_Extracted material_.
--- START ---

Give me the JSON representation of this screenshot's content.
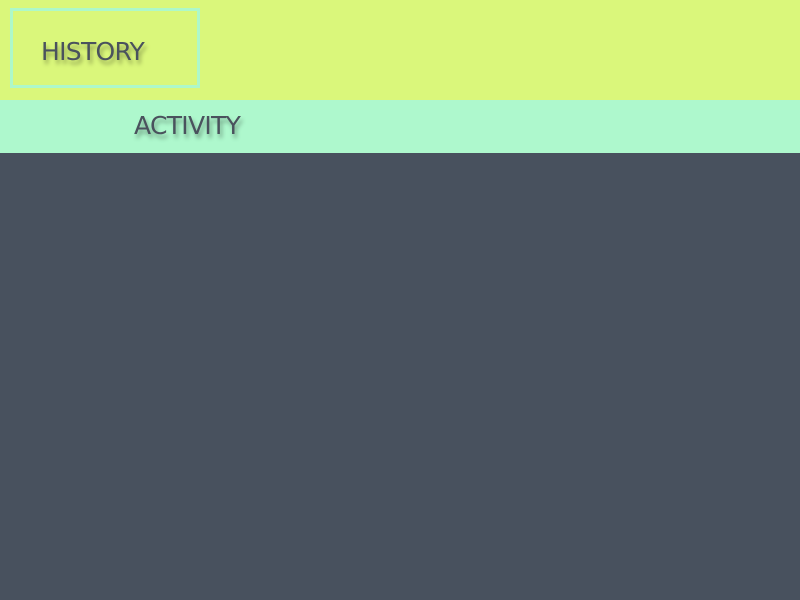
{
  "tabs": {
    "history_label": "HISTORY",
    "activity_label": "ACTIVITY"
  },
  "colors": {
    "top_bar": "#daf77b",
    "activity_bar": "#aef8cd",
    "content_background": "#48515e",
    "tab_border": "#aef8c9",
    "text": "#4a525d"
  }
}
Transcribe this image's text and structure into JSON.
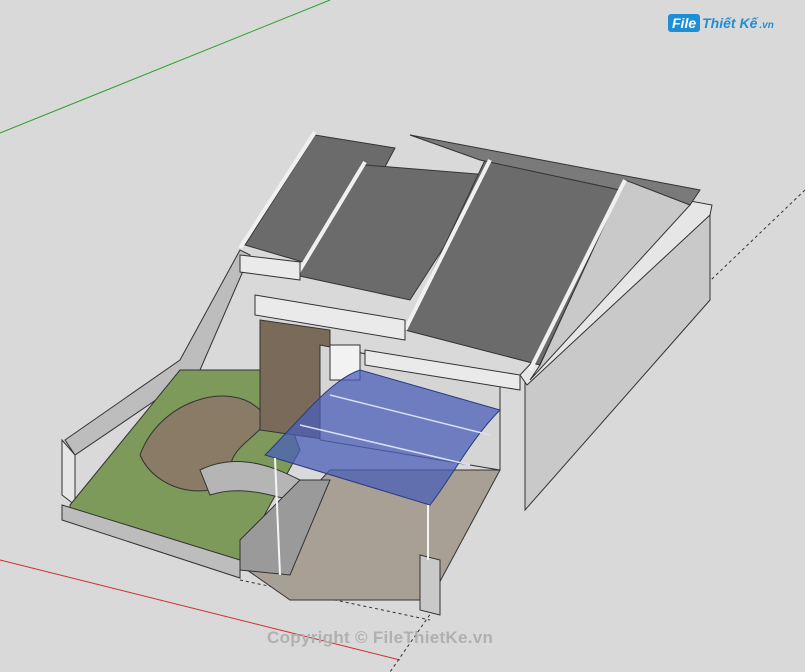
{
  "watermark_logo": {
    "file_label": "File",
    "brand_label": "Thiết Kế",
    "ext_label": ".vn"
  },
  "copyright": "Copyright © FileThietKe.vn",
  "colors": {
    "background": "#d9d9d9",
    "roof": "#6b6b6b",
    "wall": "#c9c9c9",
    "grass": "#7d9a5a",
    "canopy": "#4a5fb8",
    "axis_green": "#2aa02a",
    "axis_red": "#d03030"
  }
}
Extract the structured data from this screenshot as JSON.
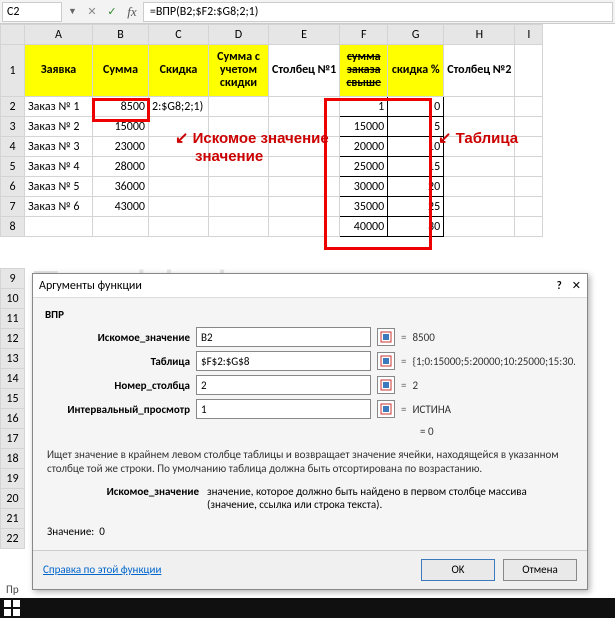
{
  "formula_bar": {
    "name_box": "C2",
    "formula": "=ВПР(B2;$F2:$G8;2;1)"
  },
  "columns": [
    "A",
    "B",
    "C",
    "D",
    "E",
    "F",
    "G",
    "H",
    "I"
  ],
  "headers": {
    "A": "Заявка",
    "B": "Сумма",
    "C": "Скидка",
    "D": "Сумма с учетом скидки",
    "E": "Столбец №1",
    "F": "сумма заказа свыше",
    "G": "скидка %",
    "H": "Столбец №2"
  },
  "data_left": [
    {
      "a": "Заказ № 1",
      "b": "8500",
      "c": "2:$G8;2;1)"
    },
    {
      "a": "Заказ № 2",
      "b": "15000",
      "c": ""
    },
    {
      "a": "Заказ № 3",
      "b": "23000",
      "c": ""
    },
    {
      "a": "Заказ № 4",
      "b": "28000",
      "c": ""
    },
    {
      "a": "Заказ № 5",
      "b": "36000",
      "c": ""
    },
    {
      "a": "Заказ № 6",
      "b": "43000",
      "c": ""
    }
  ],
  "data_right": [
    {
      "f": "1",
      "g": "0"
    },
    {
      "f": "15000",
      "g": "5"
    },
    {
      "f": "20000",
      "g": "10"
    },
    {
      "f": "25000",
      "g": "15"
    },
    {
      "f": "30000",
      "g": "20"
    },
    {
      "f": "35000",
      "g": "25"
    },
    {
      "f": "40000",
      "g": "30"
    }
  ],
  "annotations": {
    "lookup": "Искомое значение",
    "table": "Таблица"
  },
  "dialog": {
    "title": "Аргументы функции",
    "func": "ВПР",
    "args": [
      {
        "label": "Искомое_значение",
        "value": "B2",
        "result": "8500"
      },
      {
        "label": "Таблица",
        "value": "$F$2:$G$8",
        "result": "{1;0:15000;5:20000;10:25000;15:30..."
      },
      {
        "label": "Номер_столбца",
        "value": "2",
        "result": "2"
      },
      {
        "label": "Интервальный_просмотр",
        "value": "1",
        "result": "ИСТИНА"
      }
    ],
    "result_eq": "= 0",
    "desc": "Ищет значение в крайнем левом столбце таблицы и возвращает значение ячейки, находящейся в указанном столбце той же строки. По умолчанию таблица должна быть отсортирована по возрастанию.",
    "arg_desc_label": "Искомое_значение",
    "arg_desc_text": "значение, которое должно быть найдено в первом столбце массива (значение, ссылка или строка текста).",
    "value_label": "Значение:",
    "value": "0",
    "help": "Справка по этой функции",
    "ok": "OK",
    "cancel": "Отмена"
  },
  "status": "Пр",
  "watermark": "Excel-helper.ru"
}
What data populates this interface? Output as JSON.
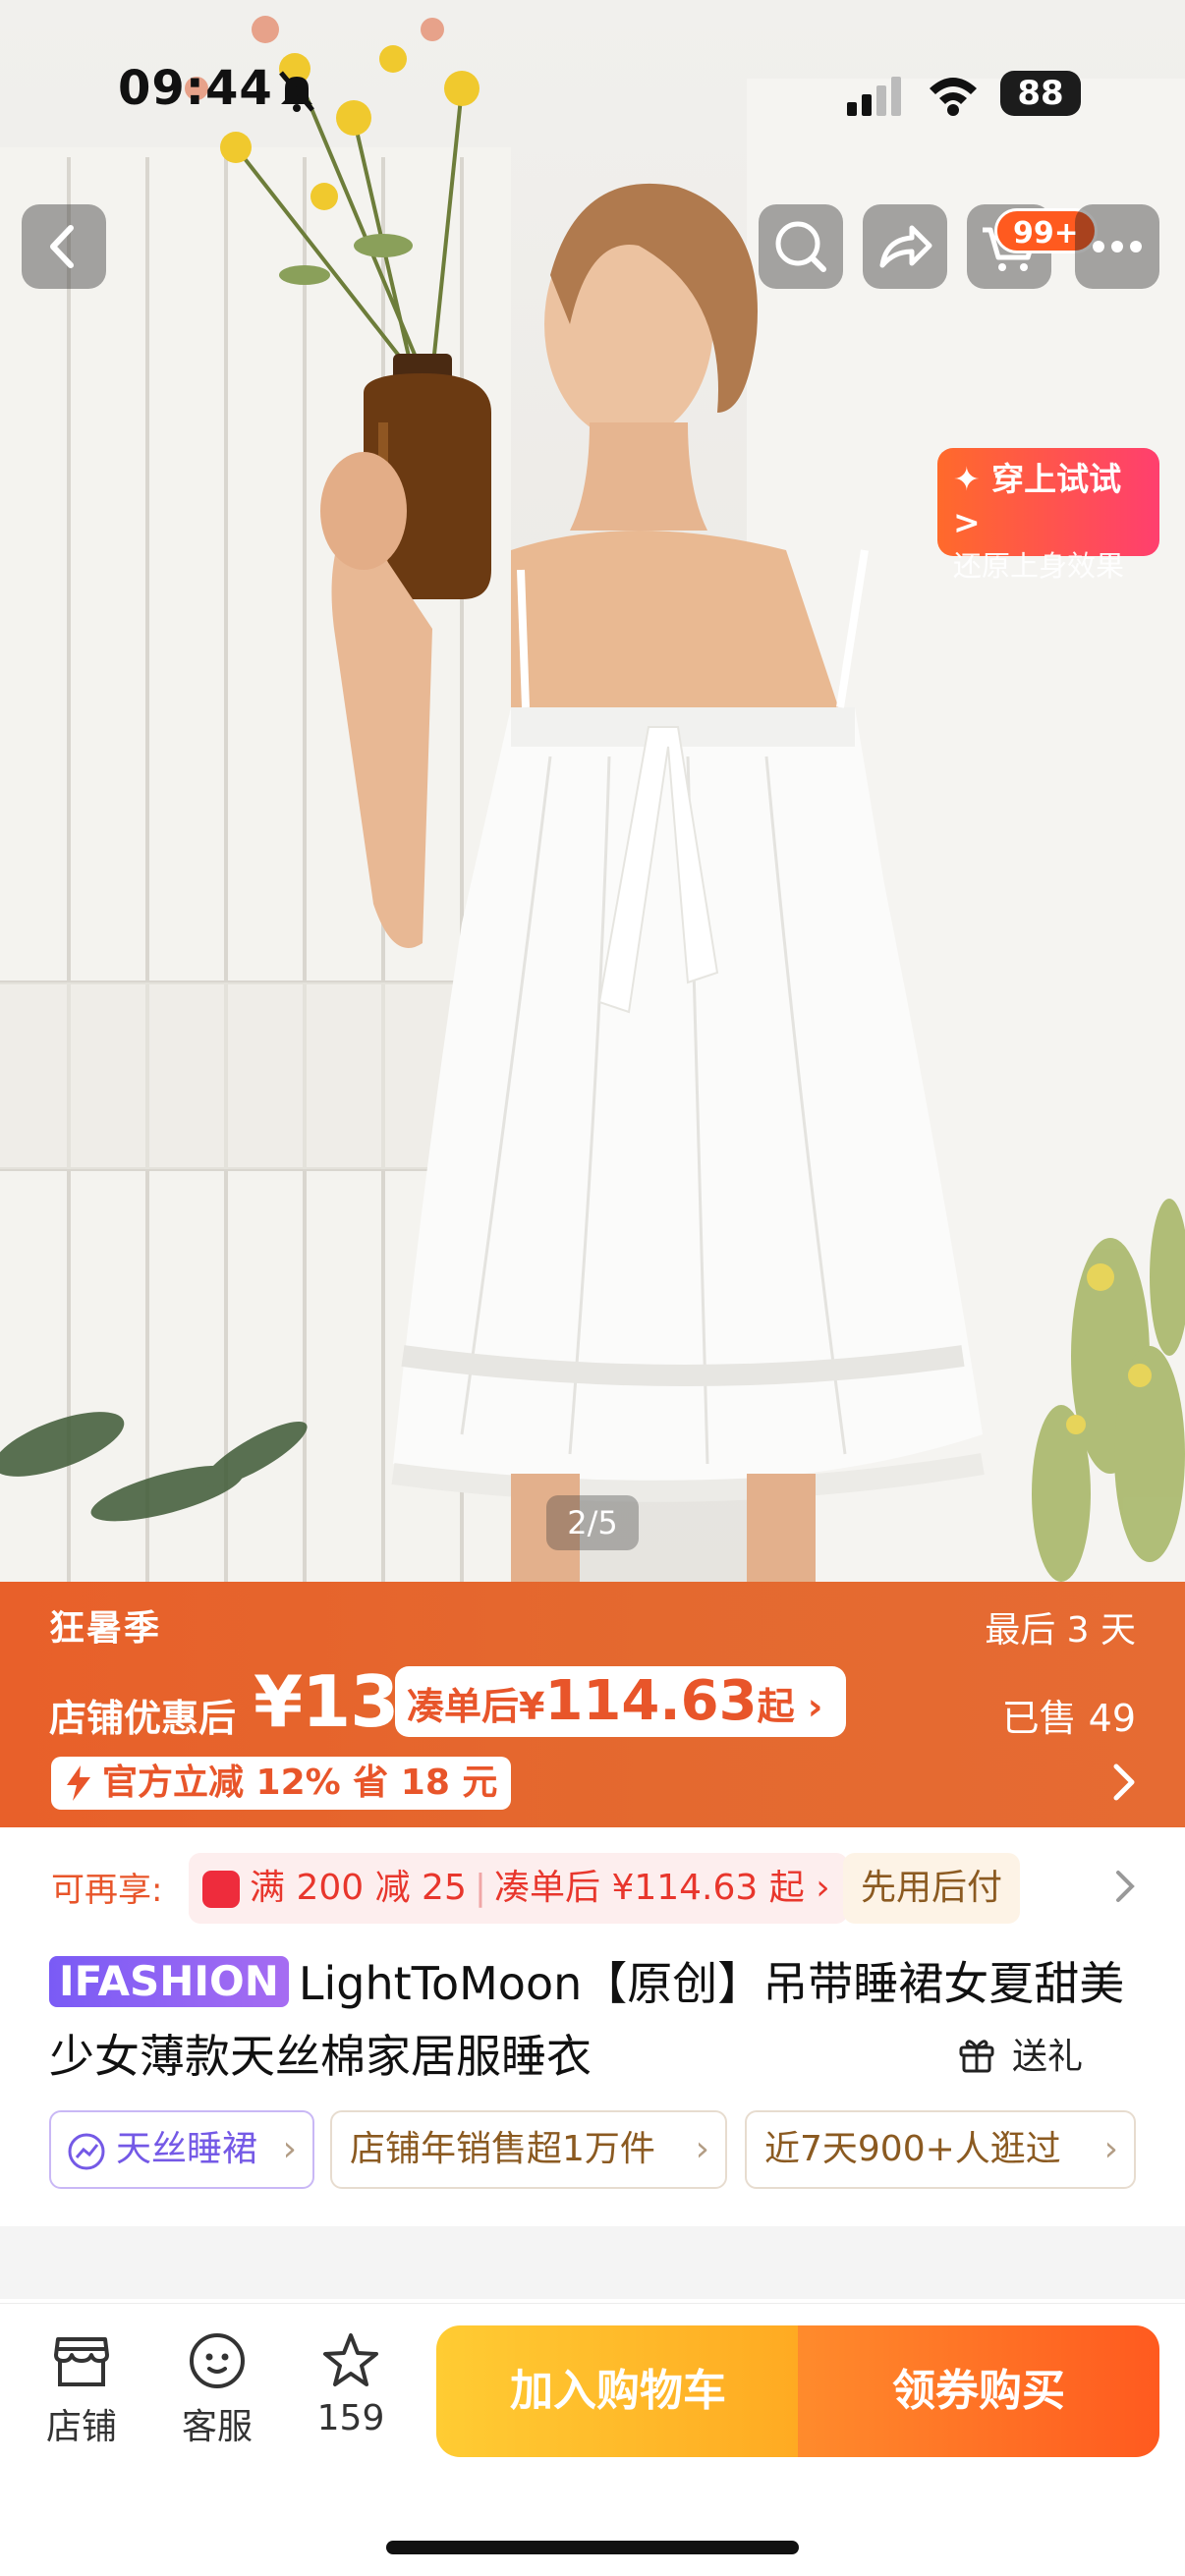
{
  "status_bar": {
    "time": "09:44",
    "battery": "88"
  },
  "nav": {
    "cart_badge": "99+"
  },
  "try_on": {
    "title": "✦ 穿上试试 >",
    "subtitle": "还原上身效果"
  },
  "gallery": {
    "counter": "2/5"
  },
  "promo": {
    "campaign": "狂暑季",
    "countdown": "最后 3 天",
    "after_discount_label": "店铺优惠后",
    "after_discount_price": "¥131",
    "combo_prefix": "凑单后¥",
    "combo_price": "114.63",
    "combo_suffix": "起 ›",
    "sold": "已售 49",
    "official_discount": "官方立减 12% 省 18 元"
  },
  "offers": {
    "label": "可再享:",
    "coupon": "满 200 减 25",
    "coupon_combo": "凑单后 ¥114.63 起 ›",
    "bnpl": "先用后付"
  },
  "product": {
    "brand_badge": "IFASHION",
    "title": "LightToMoon【原创】吊带睡裙女夏甜美少女薄款天丝棉家居服睡衣",
    "gift": "送礼"
  },
  "tags": [
    {
      "label": "天丝睡裙"
    },
    {
      "label": "店铺年销售超1万件"
    },
    {
      "label": "近7天900+人逛过"
    }
  ],
  "bottom_bar": {
    "shop": "店铺",
    "service": "客服",
    "favorites_count": "159",
    "add_to_cart": "加入购物车",
    "buy": "领券购买"
  },
  "colors": {
    "accent": "#e8602a",
    "brand_purple": "#7a5bf5",
    "cart_button": "#ffbb2a",
    "buy_button": "#ff5a1f"
  }
}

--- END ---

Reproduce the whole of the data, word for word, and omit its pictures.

Give me the JSON representation of this screenshot's content.
{
  "tabs": {
    "history_label": "HISTORY",
    "activity_label": "ACTIVITY"
  },
  "colors": {
    "top_bar": "#daf77b",
    "activity_bar": "#aef8cd",
    "content_background": "#48515e",
    "tab_border": "#aef8c9",
    "text": "#4a525d"
  }
}
Transcribe this image's text and structure into JSON.
{
  "watermark_logo": {
    "file_label": "File",
    "brand_label": "Thiết Kế",
    "ext_label": ".vn"
  },
  "copyright": "Copyright © FileThietKe.vn",
  "colors": {
    "background": "#d9d9d9",
    "roof": "#6b6b6b",
    "wall": "#c9c9c9",
    "grass": "#7d9a5a",
    "canopy": "#4a5fb8",
    "axis_green": "#2aa02a",
    "axis_red": "#d03030"
  }
}
Extract the structured data from this screenshot as JSON.
{
  "formula_bar": {
    "name_box": "C2",
    "formula": "=ВПР(B2;$F2:$G8;2;1)"
  },
  "columns": [
    "A",
    "B",
    "C",
    "D",
    "E",
    "F",
    "G",
    "H",
    "I"
  ],
  "headers": {
    "A": "Заявка",
    "B": "Сумма",
    "C": "Скидка",
    "D": "Сумма с учетом скидки",
    "E": "Столбец №1",
    "F": "сумма заказа свыше",
    "G": "скидка %",
    "H": "Столбец №2"
  },
  "data_left": [
    {
      "a": "Заказ № 1",
      "b": "8500",
      "c": "2:$G8;2;1)"
    },
    {
      "a": "Заказ № 2",
      "b": "15000",
      "c": ""
    },
    {
      "a": "Заказ № 3",
      "b": "23000",
      "c": ""
    },
    {
      "a": "Заказ № 4",
      "b": "28000",
      "c": ""
    },
    {
      "a": "Заказ № 5",
      "b": "36000",
      "c": ""
    },
    {
      "a": "Заказ № 6",
      "b": "43000",
      "c": ""
    }
  ],
  "data_right": [
    {
      "f": "1",
      "g": "0"
    },
    {
      "f": "15000",
      "g": "5"
    },
    {
      "f": "20000",
      "g": "10"
    },
    {
      "f": "25000",
      "g": "15"
    },
    {
      "f": "30000",
      "g": "20"
    },
    {
      "f": "35000",
      "g": "25"
    },
    {
      "f": "40000",
      "g": "30"
    }
  ],
  "annotations": {
    "lookup": "Искомое значение",
    "table": "Таблица"
  },
  "dialog": {
    "title": "Аргументы функции",
    "func": "ВПР",
    "args": [
      {
        "label": "Искомое_значение",
        "value": "B2",
        "result": "8500"
      },
      {
        "label": "Таблица",
        "value": "$F$2:$G$8",
        "result": "{1;0:15000;5:20000;10:25000;15:30..."
      },
      {
        "label": "Номер_столбца",
        "value": "2",
        "result": "2"
      },
      {
        "label": "Интервальный_просмотр",
        "value": "1",
        "result": "ИСТИНА"
      }
    ],
    "result_eq": "= 0",
    "desc": "Ищет значение в крайнем левом столбце таблицы и возвращает значение ячейки, находящейся в указанном столбце той же строки. По умолчанию таблица должна быть отсортирована по возрастанию.",
    "arg_desc_label": "Искомое_значение",
    "arg_desc_text": "значение, которое должно быть найдено в первом столбце массива (значение, ссылка или строка текста).",
    "value_label": "Значение:",
    "value": "0",
    "help": "Справка по этой функции",
    "ok": "OK",
    "cancel": "Отмена"
  },
  "status": "Пр",
  "watermark": "Excel-helper.ru"
}
What data populates this interface? Output as JSON.
{
  "status_bar": {
    "time": "09:44",
    "battery": "88"
  },
  "nav": {
    "cart_badge": "99+"
  },
  "try_on": {
    "title": "✦ 穿上试试 >",
    "subtitle": "还原上身效果"
  },
  "gallery": {
    "counter": "2/5"
  },
  "promo": {
    "campaign": "狂暑季",
    "countdown": "最后 3 天",
    "after_discount_label": "店铺优惠后",
    "after_discount_price": "¥131",
    "combo_prefix": "凑单后¥",
    "combo_price": "114.63",
    "combo_suffix": "起 ›",
    "sold": "已售 49",
    "official_discount": "官方立减 12% 省 18 元"
  },
  "offers": {
    "label": "可再享:",
    "coupon": "满 200 减 25",
    "coupon_combo": "凑单后 ¥114.63 起 ›",
    "bnpl": "先用后付"
  },
  "product": {
    "brand_badge": "IFASHION",
    "title": "LightToMoon【原创】吊带睡裙女夏甜美少女薄款天丝棉家居服睡衣",
    "gift": "送礼"
  },
  "tags": [
    {
      "label": "天丝睡裙"
    },
    {
      "label": "店铺年销售超1万件"
    },
    {
      "label": "近7天900+人逛过"
    }
  ],
  "bottom_bar": {
    "shop": "店铺",
    "service": "客服",
    "favorites_count": "159",
    "add_to_cart": "加入购物车",
    "buy": "领券购买"
  },
  "colors": {
    "accent": "#e8602a",
    "brand_purple": "#7a5bf5",
    "cart_button": "#ffbb2a",
    "buy_button": "#ff5a1f"
  }
}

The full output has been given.